The footprint of banks is shrinking: Banks used to require upwards of 5,000 to 6,000 s/f in an urban location, but this has decreased to between 1,800 and 2,500 s/f in recent years. Online and mobile banking options have surely had an impact. Although customers aren’t necessarily visiting a teller anymore, banks still need and want to have a physical presence. An abundance of ATMs in urban markets is important both for visibility and convenience, so it’s far more likely that a bank will utilize its storefront to have a large ATM space in the front with just a few tellers servicing clients.
Banks are embracing the experiential retail trend: A layout change is necessary when banks adapt to a smaller space, which in turn changes the interactions we have in the bank. Capital One is creating a completely new experience in the Capital One 360 Café, serving Peet’s coffee and offering free WiFi in eight cafés around Boston, from Seaport Blvd. to Downtown Crossing and beyond. Capital One’s café ambassadors may come by with an iPad to see if you want to sign up for a credit card or need other services but guests are otherwise able to enjoy the café vibe that lends itself to an experience where customers and non-customers alike come and do work. For the bank, it turns what can be a negative experience into a positive one, and it’s a way to serve customers while also garnering increased brand recognition.

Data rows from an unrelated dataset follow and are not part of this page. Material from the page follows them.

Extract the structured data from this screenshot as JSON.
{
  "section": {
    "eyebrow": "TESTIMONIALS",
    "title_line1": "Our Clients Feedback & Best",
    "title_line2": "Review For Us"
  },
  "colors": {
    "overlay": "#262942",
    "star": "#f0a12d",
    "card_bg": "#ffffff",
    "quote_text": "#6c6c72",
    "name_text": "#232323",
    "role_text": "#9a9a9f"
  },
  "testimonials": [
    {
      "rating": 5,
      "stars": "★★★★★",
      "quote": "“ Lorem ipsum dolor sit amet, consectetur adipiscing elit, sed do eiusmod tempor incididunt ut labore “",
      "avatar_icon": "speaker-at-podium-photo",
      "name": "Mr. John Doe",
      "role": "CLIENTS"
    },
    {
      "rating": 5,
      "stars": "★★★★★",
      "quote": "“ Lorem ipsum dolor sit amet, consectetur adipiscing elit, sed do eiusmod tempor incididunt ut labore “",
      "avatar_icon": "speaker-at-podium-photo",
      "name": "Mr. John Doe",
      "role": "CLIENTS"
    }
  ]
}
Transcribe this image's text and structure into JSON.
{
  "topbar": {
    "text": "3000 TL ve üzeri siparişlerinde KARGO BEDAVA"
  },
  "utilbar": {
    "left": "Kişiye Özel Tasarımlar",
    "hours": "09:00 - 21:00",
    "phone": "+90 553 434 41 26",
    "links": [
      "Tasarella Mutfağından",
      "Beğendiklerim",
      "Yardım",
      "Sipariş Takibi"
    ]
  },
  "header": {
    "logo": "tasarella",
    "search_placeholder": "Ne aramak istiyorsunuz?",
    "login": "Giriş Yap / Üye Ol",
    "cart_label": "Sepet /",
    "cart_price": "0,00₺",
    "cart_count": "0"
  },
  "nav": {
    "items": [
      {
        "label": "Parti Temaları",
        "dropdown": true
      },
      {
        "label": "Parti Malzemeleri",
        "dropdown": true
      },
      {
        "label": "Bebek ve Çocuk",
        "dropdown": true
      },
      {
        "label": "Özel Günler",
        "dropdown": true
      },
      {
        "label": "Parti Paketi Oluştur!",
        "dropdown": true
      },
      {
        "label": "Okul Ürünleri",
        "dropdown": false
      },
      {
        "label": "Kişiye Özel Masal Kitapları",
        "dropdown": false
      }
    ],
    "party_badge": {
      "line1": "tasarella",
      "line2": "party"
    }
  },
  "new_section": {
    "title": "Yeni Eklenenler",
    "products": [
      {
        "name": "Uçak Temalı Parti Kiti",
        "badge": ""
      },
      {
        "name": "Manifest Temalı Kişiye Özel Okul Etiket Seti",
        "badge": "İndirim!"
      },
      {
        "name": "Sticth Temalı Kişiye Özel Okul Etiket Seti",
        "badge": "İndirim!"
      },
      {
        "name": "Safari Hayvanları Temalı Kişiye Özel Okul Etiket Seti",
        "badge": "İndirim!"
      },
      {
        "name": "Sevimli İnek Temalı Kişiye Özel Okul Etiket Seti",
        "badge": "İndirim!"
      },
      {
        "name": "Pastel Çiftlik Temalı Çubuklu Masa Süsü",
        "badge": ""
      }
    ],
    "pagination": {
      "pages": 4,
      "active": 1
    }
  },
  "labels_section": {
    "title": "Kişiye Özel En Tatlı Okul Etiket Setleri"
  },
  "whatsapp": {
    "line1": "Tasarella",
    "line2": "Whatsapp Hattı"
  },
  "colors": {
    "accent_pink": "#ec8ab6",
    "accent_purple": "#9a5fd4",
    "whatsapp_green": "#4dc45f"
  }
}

Banks are faced with a rapidly changing customer mindset and are reimagining their real estate needs as a result. Larger banks are downsizing while regional banks are looking to grow their footprint, but no matter the size banks are looking for a location with high foot traffic where they can balance having a presence with a more interactive, experiential environment.
Matt Curtin, senior vice president/partner, CBRE/New England, Boston.